Our focus is on making financial markets work for American consumers — whether they’re applying for a mortgage, borrowing for college, choosing a credit card, or using any number of other consumer financial products.

We officially opened our doors on July 21, 2011 — three years ago today. Since then, we’ve used a range of tools in our toolbox to protect consumers: writing rules of the road, supervising and enforcing those rules, responding to consumer complaints, and much more.

Here’s a look at our work so far by the numbers.

Helping consumers help themselves

When we opened in 2011, we immediately launched a system to collect consumer complaints.
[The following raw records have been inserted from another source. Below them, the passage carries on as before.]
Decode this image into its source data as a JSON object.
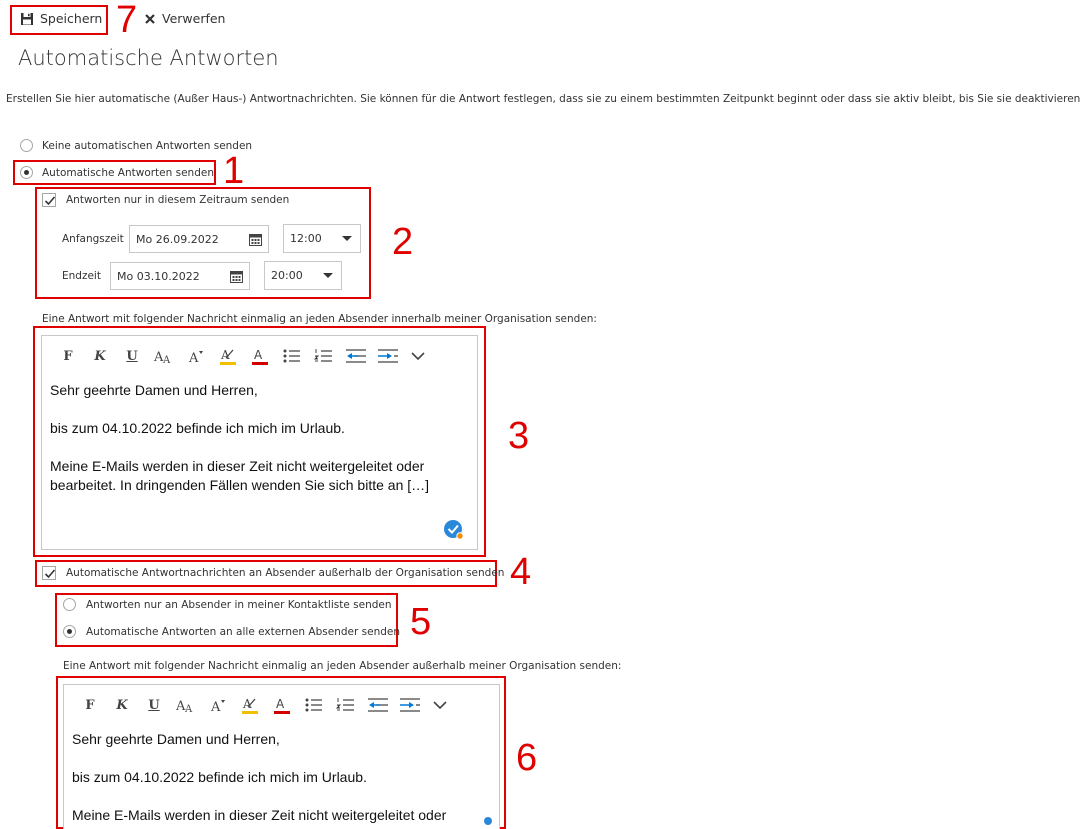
{
  "toolbar": {
    "save_label": "Speichern",
    "discard_label": "Verwerfen"
  },
  "page": {
    "title": "Automatische Antworten",
    "description": "Erstellen Sie hier automatische (Außer Haus-) Antwortnachrichten. Sie können für die Antwort festlegen, dass sie zu einem bestimmten Zeitpunkt beginnt oder dass sie aktiv bleibt, bis Sie sie deaktivieren"
  },
  "options": {
    "no_reply": "Keine automatischen Antworten senden",
    "send_reply": "Automatische Antworten senden",
    "time_range": "Antworten nur in diesem Zeitraum senden"
  },
  "schedule": {
    "start_label": "Anfangszeit",
    "start_date": "Mo 26.09.2022",
    "start_time": "12:00",
    "end_label": "Endzeit",
    "end_date": "Mo 03.10.2022",
    "end_time": "20:00"
  },
  "internal": {
    "label": "Eine Antwort mit folgender Nachricht einmalig an jeden Absender innerhalb meiner Organisation senden:",
    "lines": [
      "Sehr geehrte Damen und Herren,",
      "bis zum 04.10.2022 befinde ich mich im Urlaub.",
      "Meine E-Mails werden in dieser Zeit nicht weitergeleitet oder",
      "bearbeitet. In dringenden Fällen wenden Sie sich bitte an […]"
    ]
  },
  "external": {
    "toggle": "Automatische Antwortnachrichten an Absender außerhalb der Organisation senden",
    "contacts_only": "Antworten nur an Absender in meiner Kontaktliste senden",
    "all_external": "Automatische Antworten an alle externen Absender senden",
    "label": "Eine Antwort mit folgender Nachricht einmalig an jeden Absender außerhalb meiner Organisation senden:",
    "lines": [
      "Sehr geehrte Damen und Herren,",
      "bis zum 04.10.2022 befinde ich mich im Urlaub.",
      "Meine E-Mails werden in dieser Zeit nicht weitergeleitet oder"
    ]
  },
  "format_toolbar": {
    "bold": "F",
    "italic": "K",
    "underline": "U"
  },
  "annotations": [
    "1",
    "2",
    "3",
    "4",
    "5",
    "6",
    "7"
  ],
  "colors": {
    "annotation": "#e00000",
    "accent_blue": "#0078d4",
    "highlight": "#f0c000",
    "font_color": "#d00000"
  }
}
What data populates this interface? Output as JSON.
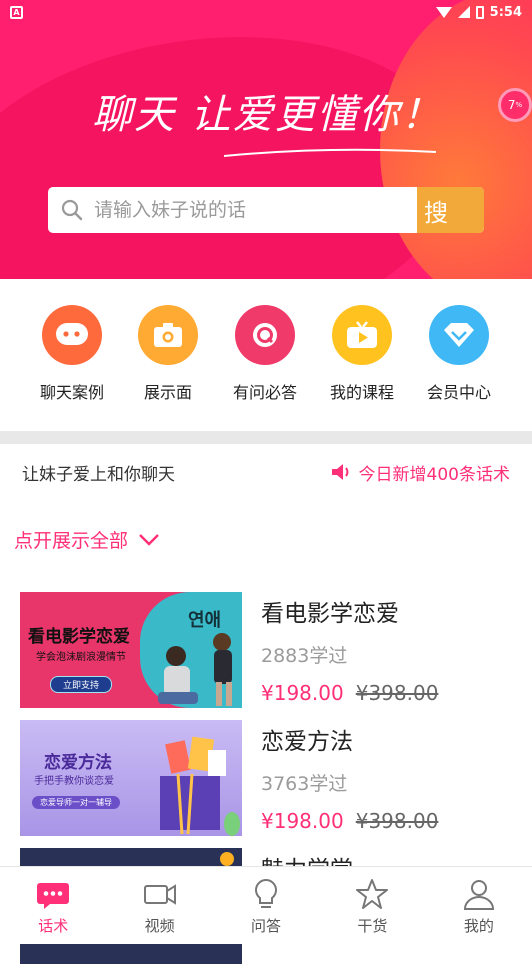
{
  "status_bar": {
    "time": "5:54",
    "notif_glyph": "A"
  },
  "hero": {
    "title": "聊天  让爱更懂你！",
    "badge": "7",
    "badge_sup": "%",
    "colors": {
      "bg": "#ff1f6e",
      "accent": "#ff7a3a"
    }
  },
  "search": {
    "placeholder": "请输入妹子说的话",
    "button_label": "搜",
    "button_color": "#f2a93a"
  },
  "nav": {
    "items": [
      {
        "label": "聊天案例",
        "icon": "chat-bubble-icon",
        "color": "#ff6a3d"
      },
      {
        "label": "展示面",
        "icon": "camera-icon",
        "color": "#ffaa33"
      },
      {
        "label": "有问必答",
        "icon": "qa-icon",
        "color": "#f03a6a"
      },
      {
        "label": "我的课程",
        "icon": "tv-icon",
        "color": "#ffc21f"
      },
      {
        "label": "会员中心",
        "icon": "diamond-icon",
        "color": "#40b8f5"
      }
    ]
  },
  "notice": {
    "left": "让妹子爱上和你聊天",
    "right": "今日新增400条话术",
    "icon": "speaker-icon"
  },
  "show_all": {
    "label": "点开展示全部",
    "icon": "chevron-down-icon"
  },
  "courses": [
    {
      "title": "看电影学恋爱",
      "learned": "2883学过",
      "price": "¥198.00",
      "old_price": "¥398.00",
      "thumb": {
        "headline": "看电影学恋爱",
        "sub": "学会泡沫剧浪漫情节",
        "button": "立即支持",
        "side": "연애",
        "bg": "#e8356a"
      }
    },
    {
      "title": "恋爱方法",
      "learned": "3763学过",
      "price": "¥198.00",
      "old_price": "¥398.00",
      "thumb": {
        "headline": "恋爱方法",
        "sub": "手把手教你谈恋爱",
        "button": "恋爱导师一对一辅导",
        "bg": "#b9a7ee"
      }
    },
    {
      "title": "魅力学堂",
      "thumb": {
        "bg": "#2a3157"
      }
    }
  ],
  "tabbar": {
    "items": [
      {
        "label": "话术",
        "icon": "chat-bubble-icon",
        "active": true
      },
      {
        "label": "视频",
        "icon": "video-camera-icon",
        "active": false
      },
      {
        "label": "问答",
        "icon": "lightbulb-icon",
        "active": false
      },
      {
        "label": "干货",
        "icon": "star-icon",
        "active": false
      },
      {
        "label": "我的",
        "icon": "person-icon",
        "active": false
      }
    ],
    "active_color": "#ff2f78"
  }
}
Since then, we have handled over 400,000 complaints in multiple languages about credit cards, mortgages, bank accounts and services, student loans, credit reporting, money transfers, debt collection, payday loans, vehicle and other consumer loans – and most recently, prepaid cards.

In many cases we’re able to get people some relief – either money back or things like correcting their credit report or stopping harassing phone calls by debt collectors. Our Consumer Complaint Database allows you to see what consumers complained about and why, as well as how and when the company in question responds.

We’ve developed many other consumer resources too, including:

Here’s more about our efforts to help consumers help themselves.

Establishing strong consumer protections

Risky mortgage lending contributed to the crash of the American economy, and shoddy mortgage servicing practices compounded the misery by pushing many consumers into foreclosure. Since opening our doors, we’ve been hard at work establishing new, common-sense mortgage rules to protect consumers at every stage of the process – from shopping for a loan, to closing on a mortgage, to paying it back. These rules represent a back-to-basics approach to the mortgage market.

We’ve also written rules with new protections for consumers of money transfers and credit cards, as well as new rules to supervise larger nonbank debt collectors, credit reporting agencies, and student loan servicers for the first time at the federal level.

In the years ahead, we’ll be shifting to focus on rules that root out deception, debt traps, and dead ends across markets. The goal is a marketplace where the costs and risks are clear, and no consumer is harmed by unfair, deceptive, or abusive acts or practices.

Here’s more on our efforts to write rules that establish strong consumer protections.

Enforcing consumer protection laws

In addition to providing consumer resources and writing rules, we enforce federal consumer financial protection laws and work to hold bad actors accountable for their actions. To date, our enforcement actions have resulted in $4.6 billion in relief for roughly 15 million consumers harmed by illegal practices.

Through our credit card enforcement actions, we’ve returned nearly $1.8 billion to millions of consumers harmed by deceptive marketing and enrollment, unfair billing, and discriminatory credit card practices. In mortgage servicing, we’ve ordered $2.6 billion in relief for consumers harmed by systematic misconduct by mortgage servicers. We’ve also taken action against firms illegally taking advantage of consumers struggling with debt, helping other companies collect illegal fees from consumers, and using predatory or deceptive lending and debt collection practices.

Here’s more on our enforcement of consumer protection laws.

With our full set of tools, we’re looking to create a marketplace where costs and risks are clear, and no consumer is harmed by unfair, deceptive, or abusive acts or practices.

Thanks to so many of you for your birthday wishes. Time for us to blow out the candles and get back to work!

Three years of standing up for consumers

The CFPB blog aims to facilitate conversations about our work. We want your comments to drive this conversation. Please be courteous, constructive, and on-topic. To help make the conversation productive, we encourage you to read our comment policy before posting. Comments on any post remain open for seven days from the date it was posted.